Origin of drollFrench drôle, origin, originally n., buffoon, jester from Middle Dutch drol, short, stout fellow, literally , bowling pin
Origin of drollFrench drôle buffoon, droll from Old French drolle bon vivant possibly from Middle Dutch drol goblin
(comparative droller, superlative drollest)
- (archaic) A buffoon
(third-person singular simple present drolls, present participle drolling, simple past and past participle drolled)

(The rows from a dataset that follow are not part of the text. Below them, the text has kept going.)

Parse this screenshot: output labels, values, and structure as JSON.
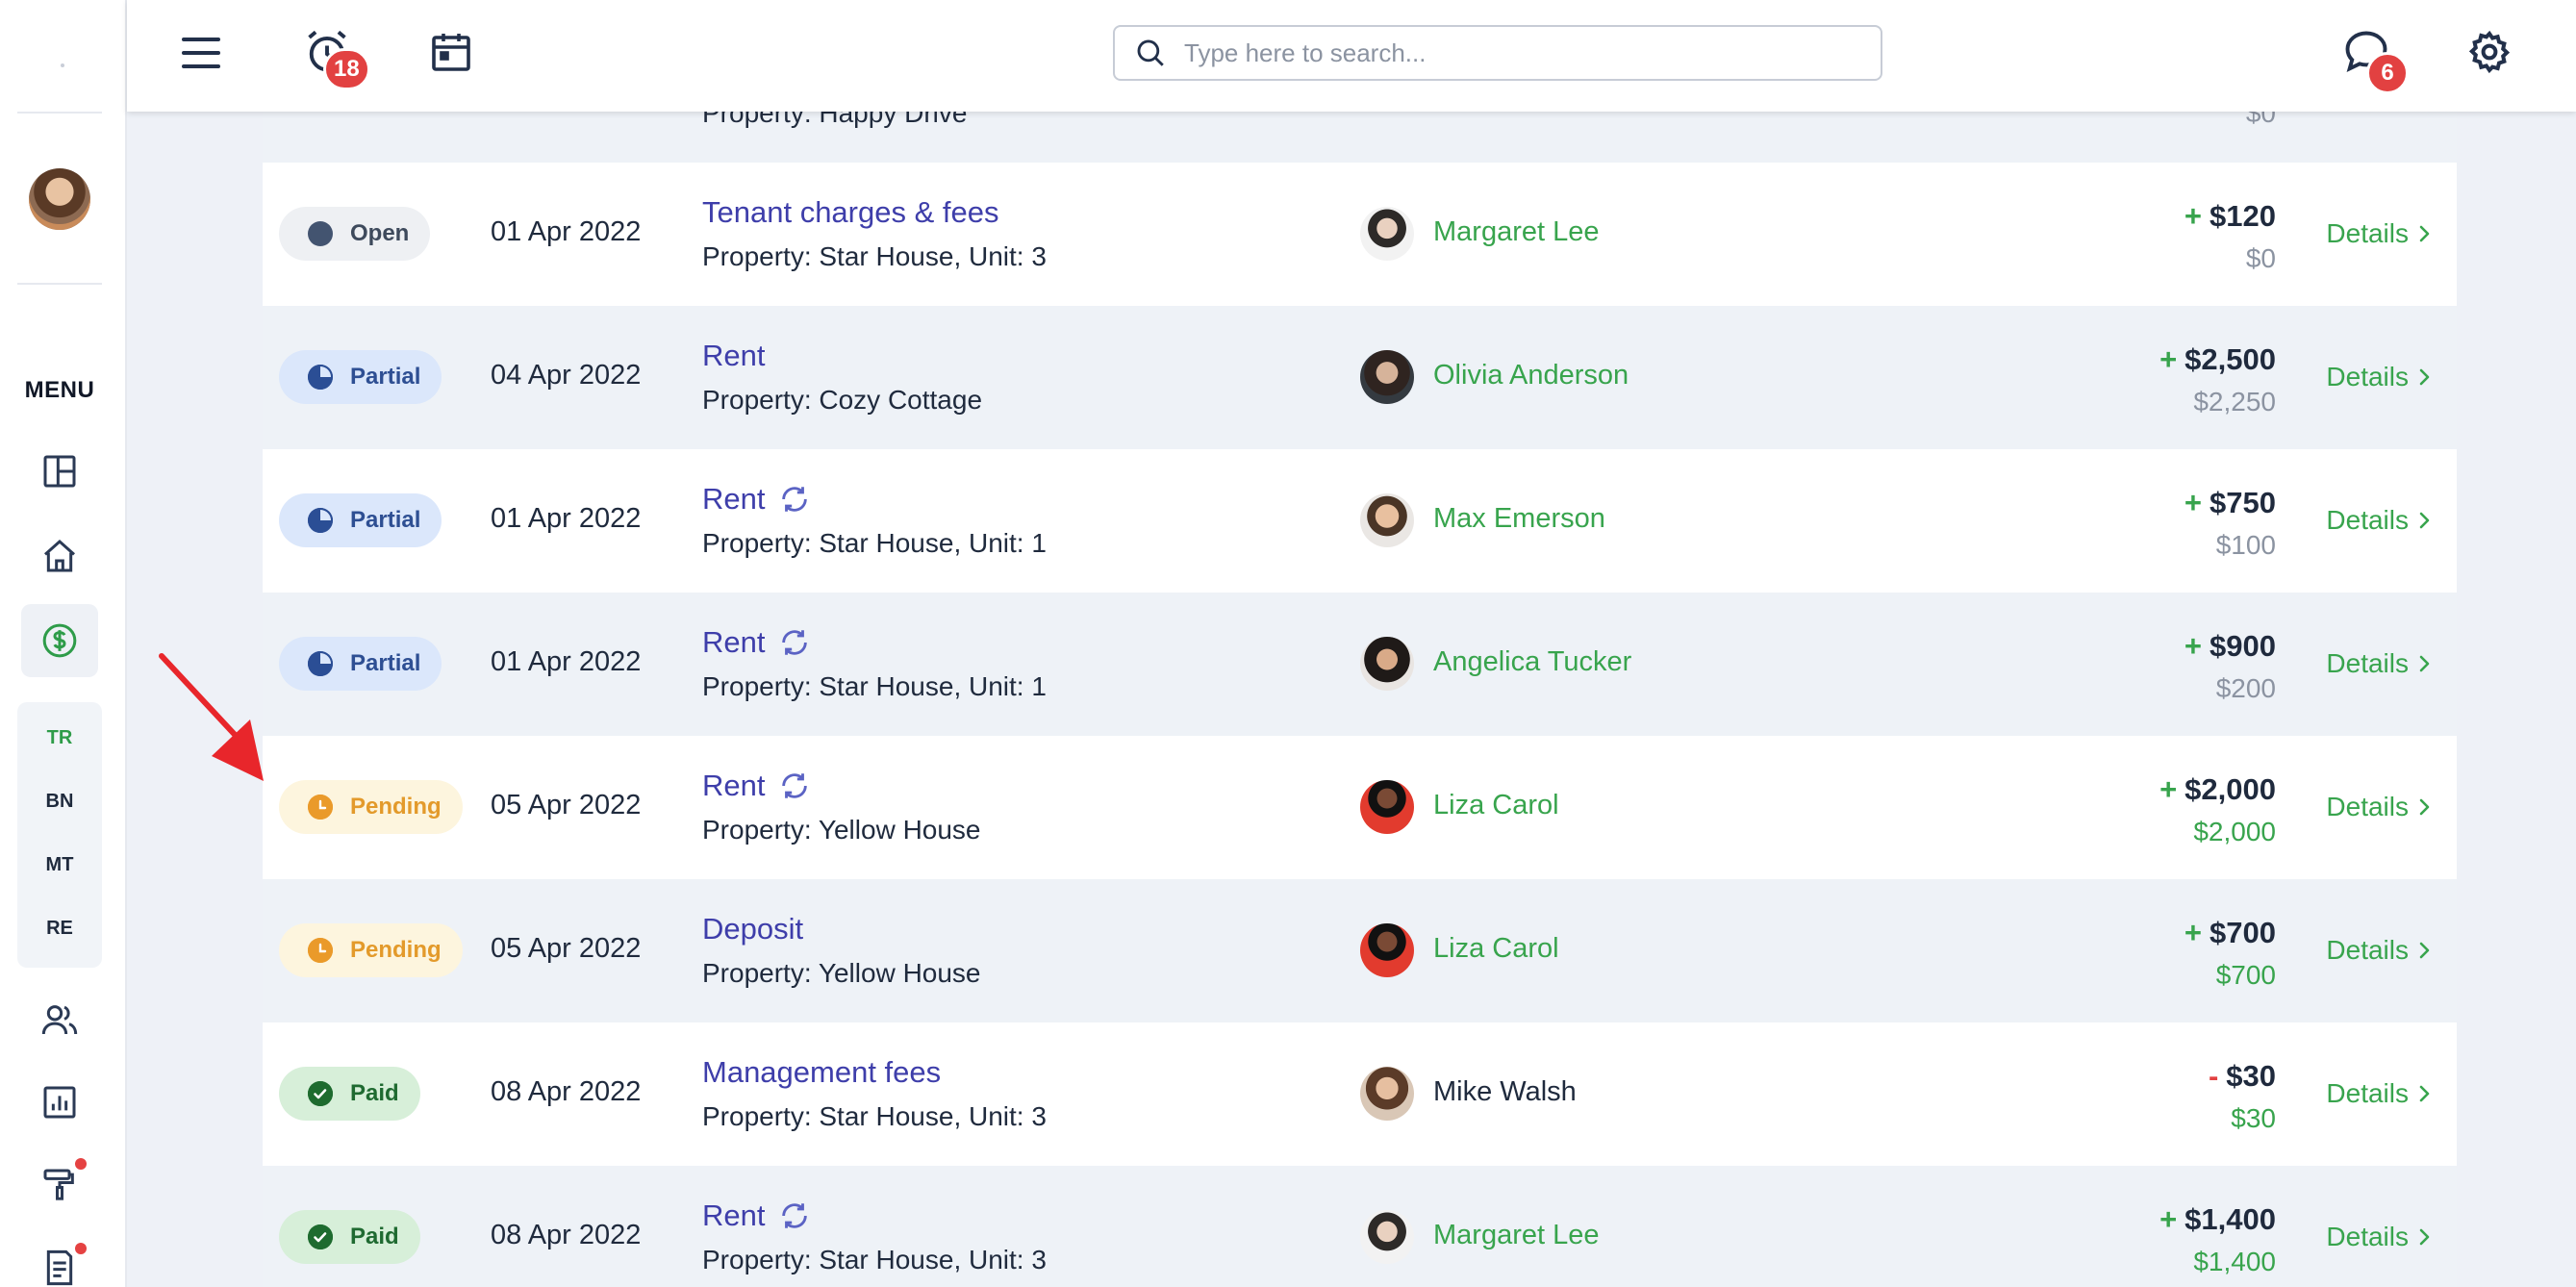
{
  "topbar": {
    "menu_icon": "hamburger-icon",
    "alarm_badge": "18",
    "search_placeholder": "Type here to search...",
    "messages_badge": "6"
  },
  "sidebar": {
    "menu_label": "MENU",
    "sub_items": [
      "TR",
      "BN",
      "MT",
      "RE"
    ]
  },
  "partial_row": {
    "property": "Property: Happy Drive",
    "paid": "$0"
  },
  "rows": [
    {
      "status": "Open",
      "date": "01 Apr 2022",
      "title": "Tenant charges & fees",
      "recurring": false,
      "property": "Property: Star House, Unit: 3",
      "person": "Margaret Lee",
      "sign": "+",
      "amount": "$120",
      "paid": "$0",
      "details": "Details"
    },
    {
      "status": "Partial",
      "date": "04 Apr 2022",
      "title": "Rent",
      "recurring": false,
      "property": "Property: Cozy Cottage",
      "person": "Olivia Anderson",
      "sign": "+",
      "amount": "$2,500",
      "paid": "$2,250",
      "details": "Details"
    },
    {
      "status": "Partial",
      "date": "01 Apr 2022",
      "title": "Rent",
      "recurring": true,
      "property": "Property: Star House, Unit: 1",
      "person": "Max Emerson",
      "sign": "+",
      "amount": "$750",
      "paid": "$100",
      "details": "Details"
    },
    {
      "status": "Partial",
      "date": "01 Apr 2022",
      "title": "Rent",
      "recurring": true,
      "property": "Property: Star House, Unit: 1",
      "person": "Angelica Tucker",
      "sign": "+",
      "amount": "$900",
      "paid": "$200",
      "details": "Details"
    },
    {
      "status": "Pending",
      "date": "05 Apr 2022",
      "title": "Rent",
      "recurring": true,
      "property": "Property: Yellow House",
      "person": "Liza Carol",
      "sign": "+",
      "amount": "$2,000",
      "paid": "$2,000",
      "details": "Details"
    },
    {
      "status": "Pending",
      "date": "05 Apr 2022",
      "title": "Deposit",
      "recurring": false,
      "property": "Property: Yellow House",
      "person": "Liza Carol",
      "sign": "+",
      "amount": "$700",
      "paid": "$700",
      "details": "Details"
    },
    {
      "status": "Paid",
      "date": "08 Apr 2022",
      "title": "Management fees",
      "recurring": false,
      "property": "Property: Star House, Unit: 3",
      "person": "Mike Walsh",
      "sign": "-",
      "amount": "$30",
      "paid": "$30",
      "details": "Details"
    },
    {
      "status": "Paid",
      "date": "08 Apr 2022",
      "title": "Rent",
      "recurring": true,
      "property": "Property: Star House, Unit: 3",
      "person": "Margaret Lee",
      "sign": "+",
      "amount": "$1,400",
      "paid": "$1,400",
      "details": "Details"
    }
  ],
  "colors": {
    "accent_green": "#38a44d",
    "title_blue": "#3e3eaa",
    "badge_red": "#e24141",
    "annotation_arrow": "#e8262b"
  }
}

From French drôle (“comical, odd, funny”), from drôle (“buffoon”) from Middle French drolle (“a merry fellow, pleasant rascal”) from Old French drolle (“one who lives luxuriously”), from Middle Dutch drol (“fat little man, goblin”) from Old Norse troll (“giant, troll”) (compare Middle High German trolle (“clown”)), from Proto-Germanic *truzlą (“creature which walks clumsily”), from Proto-Germanic *truzlaną (“to walk with short steps”). More at troll.